“Did you cry?”
An author friend asked me this as I recently sent in my manuscript to the publisher. It was my largest writing project to date; I finished a trilogy of fiction novels. Knowing myself and the way I handle transitions and grieving in general, I had a hunch that any reactions I would have would probably be delayed. After less than three years of whirlwind dreaming, writing, editing, and sharing, I knew it would take me a long time to process.
This week, as I worked on some edits for that manuscript, it started to sink in. Yep, this is going to be hard.
It’s not the first time I’ve said goodbye to my writing. There are ways in which this project is very different from other times, but I’ve said goodbye to many pieces of writing over the years. I think it’s important for all writers to acknowledge a few truths about the process.
It’s not easy to say goodbye. Even if it’s just the first draft of a small piece, it can be difficult to let something pass from your hands to the hands of someone else. Here’s why:
Trust is essential when saying goodbye. It takes a willingness to be vulnerable when you share your work with someone else. It’s as if you are offering up a piece of yourself to another, saying, “Here, read this part of me. What do you think of it? How can I make it better?” I’ve learned through experience that when I trust someone with my words, saying goodbye to them is remarkably easier.
Saying goodbye takes maturity. Related to the previous truth, a writer has to be willing to admit that rough drafts are rough. That there is always room to improve. That even though it can be difficult to feel evaluated as a person and a writer right along with your words, it’s a sacrifice that best serves those who will ultimately read what you’ve created.

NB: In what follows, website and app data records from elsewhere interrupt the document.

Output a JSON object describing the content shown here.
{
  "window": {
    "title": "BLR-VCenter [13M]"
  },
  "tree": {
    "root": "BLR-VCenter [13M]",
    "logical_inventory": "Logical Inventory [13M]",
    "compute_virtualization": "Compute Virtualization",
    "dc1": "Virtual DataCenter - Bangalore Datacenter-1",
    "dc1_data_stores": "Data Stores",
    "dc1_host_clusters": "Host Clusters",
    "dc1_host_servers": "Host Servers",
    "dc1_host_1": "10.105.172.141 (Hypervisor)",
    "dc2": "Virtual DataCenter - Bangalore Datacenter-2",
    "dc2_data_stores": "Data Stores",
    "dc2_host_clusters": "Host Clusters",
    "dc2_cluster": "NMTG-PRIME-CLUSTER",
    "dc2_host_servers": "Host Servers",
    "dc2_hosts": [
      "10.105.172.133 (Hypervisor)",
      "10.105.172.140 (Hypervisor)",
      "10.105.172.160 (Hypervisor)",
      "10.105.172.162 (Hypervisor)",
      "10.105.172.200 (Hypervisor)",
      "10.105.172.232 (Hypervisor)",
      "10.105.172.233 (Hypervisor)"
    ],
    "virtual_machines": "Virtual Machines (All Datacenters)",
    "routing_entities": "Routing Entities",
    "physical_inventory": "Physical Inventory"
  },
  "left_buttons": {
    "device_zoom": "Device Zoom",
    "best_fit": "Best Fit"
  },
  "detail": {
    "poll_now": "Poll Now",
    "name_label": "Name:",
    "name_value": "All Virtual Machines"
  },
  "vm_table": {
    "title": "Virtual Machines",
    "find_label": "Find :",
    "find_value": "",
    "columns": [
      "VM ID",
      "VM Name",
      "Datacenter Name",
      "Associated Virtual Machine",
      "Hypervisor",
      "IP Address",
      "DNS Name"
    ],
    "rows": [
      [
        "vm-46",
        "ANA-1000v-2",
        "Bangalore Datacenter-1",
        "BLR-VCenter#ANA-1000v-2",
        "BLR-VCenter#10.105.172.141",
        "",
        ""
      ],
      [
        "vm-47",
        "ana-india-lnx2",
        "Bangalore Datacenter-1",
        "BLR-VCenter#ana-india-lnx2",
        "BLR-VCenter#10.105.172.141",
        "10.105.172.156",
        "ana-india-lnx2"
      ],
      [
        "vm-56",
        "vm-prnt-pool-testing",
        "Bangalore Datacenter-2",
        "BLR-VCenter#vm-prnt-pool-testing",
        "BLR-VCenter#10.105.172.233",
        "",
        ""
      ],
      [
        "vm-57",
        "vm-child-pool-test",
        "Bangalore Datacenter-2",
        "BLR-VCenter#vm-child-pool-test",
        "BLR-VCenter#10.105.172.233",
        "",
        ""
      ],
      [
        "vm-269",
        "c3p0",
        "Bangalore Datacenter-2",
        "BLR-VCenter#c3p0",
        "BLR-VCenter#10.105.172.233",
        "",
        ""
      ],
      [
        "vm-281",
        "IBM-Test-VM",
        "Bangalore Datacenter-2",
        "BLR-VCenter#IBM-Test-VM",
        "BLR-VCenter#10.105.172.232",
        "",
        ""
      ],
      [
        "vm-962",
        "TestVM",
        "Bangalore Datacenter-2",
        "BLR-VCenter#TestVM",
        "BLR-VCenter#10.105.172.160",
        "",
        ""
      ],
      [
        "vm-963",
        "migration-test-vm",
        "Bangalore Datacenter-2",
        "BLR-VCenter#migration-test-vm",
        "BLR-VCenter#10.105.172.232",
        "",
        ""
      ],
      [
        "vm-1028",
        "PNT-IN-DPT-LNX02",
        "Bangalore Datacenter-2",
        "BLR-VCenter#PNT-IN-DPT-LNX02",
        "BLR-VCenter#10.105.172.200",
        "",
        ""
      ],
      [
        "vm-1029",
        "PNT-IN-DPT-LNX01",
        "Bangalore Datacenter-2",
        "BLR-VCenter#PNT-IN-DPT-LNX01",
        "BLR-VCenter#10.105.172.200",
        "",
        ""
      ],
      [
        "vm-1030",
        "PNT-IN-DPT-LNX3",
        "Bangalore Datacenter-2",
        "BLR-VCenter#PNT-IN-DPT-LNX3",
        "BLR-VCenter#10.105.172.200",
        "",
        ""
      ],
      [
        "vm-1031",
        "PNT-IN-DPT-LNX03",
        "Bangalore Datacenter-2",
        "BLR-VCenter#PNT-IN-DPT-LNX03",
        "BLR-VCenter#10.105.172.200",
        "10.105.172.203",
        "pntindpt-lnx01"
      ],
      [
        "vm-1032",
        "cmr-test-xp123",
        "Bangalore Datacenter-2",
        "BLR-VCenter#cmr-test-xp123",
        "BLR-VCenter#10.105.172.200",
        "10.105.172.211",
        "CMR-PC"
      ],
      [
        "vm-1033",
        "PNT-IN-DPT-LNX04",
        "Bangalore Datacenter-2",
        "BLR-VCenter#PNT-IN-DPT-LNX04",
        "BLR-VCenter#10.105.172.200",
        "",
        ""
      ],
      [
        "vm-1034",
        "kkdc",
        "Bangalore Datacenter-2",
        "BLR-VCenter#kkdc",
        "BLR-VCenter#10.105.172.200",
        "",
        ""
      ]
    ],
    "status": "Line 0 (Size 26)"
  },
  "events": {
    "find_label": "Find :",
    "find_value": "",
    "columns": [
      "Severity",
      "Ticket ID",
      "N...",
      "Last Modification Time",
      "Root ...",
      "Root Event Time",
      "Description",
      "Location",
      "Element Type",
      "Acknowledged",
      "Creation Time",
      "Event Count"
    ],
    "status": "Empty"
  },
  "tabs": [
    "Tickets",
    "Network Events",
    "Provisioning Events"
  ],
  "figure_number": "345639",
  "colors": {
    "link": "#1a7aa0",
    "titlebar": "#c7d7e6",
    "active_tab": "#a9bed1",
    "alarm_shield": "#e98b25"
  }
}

You never really say goodbye. Your writing will never be perfect. There are always phrases that could be improved. That can be maddening! Either you will want to edit your writing forever to the point no one will see it or you will want to tweak and change things long after it’s been out in the public—living with writer’s regret. You’re just going to have to let it go. But this all leads to a few subpoints: (1) Take your learning from this piece and apply it to your next writing—you never really say goodbye in that way. (2) Your writing lives on as others read it, as you reread it, and as you grow as a writer. You never really say goodbye in that way either. (3) Especially with fiction (which is the goodbye I’m learning to say right now), it can even be emotional to leave these characters alone to live in the world you created without your hands to tell their story anymore. But they still exist—they seem to, anyway. They’ll live on in a corner of your mind somewhere—and in the minds of others as well—as together you dream and imagine what they’re up to months and maybe even years from now.
There’s an art to saying goodbye to your writing, and it’s worth practicing. After all, as you wave farewell to your work, you’re simultaneously waving hello to new people who will be reading your words for the first time. And for me, that makes it worth the effort.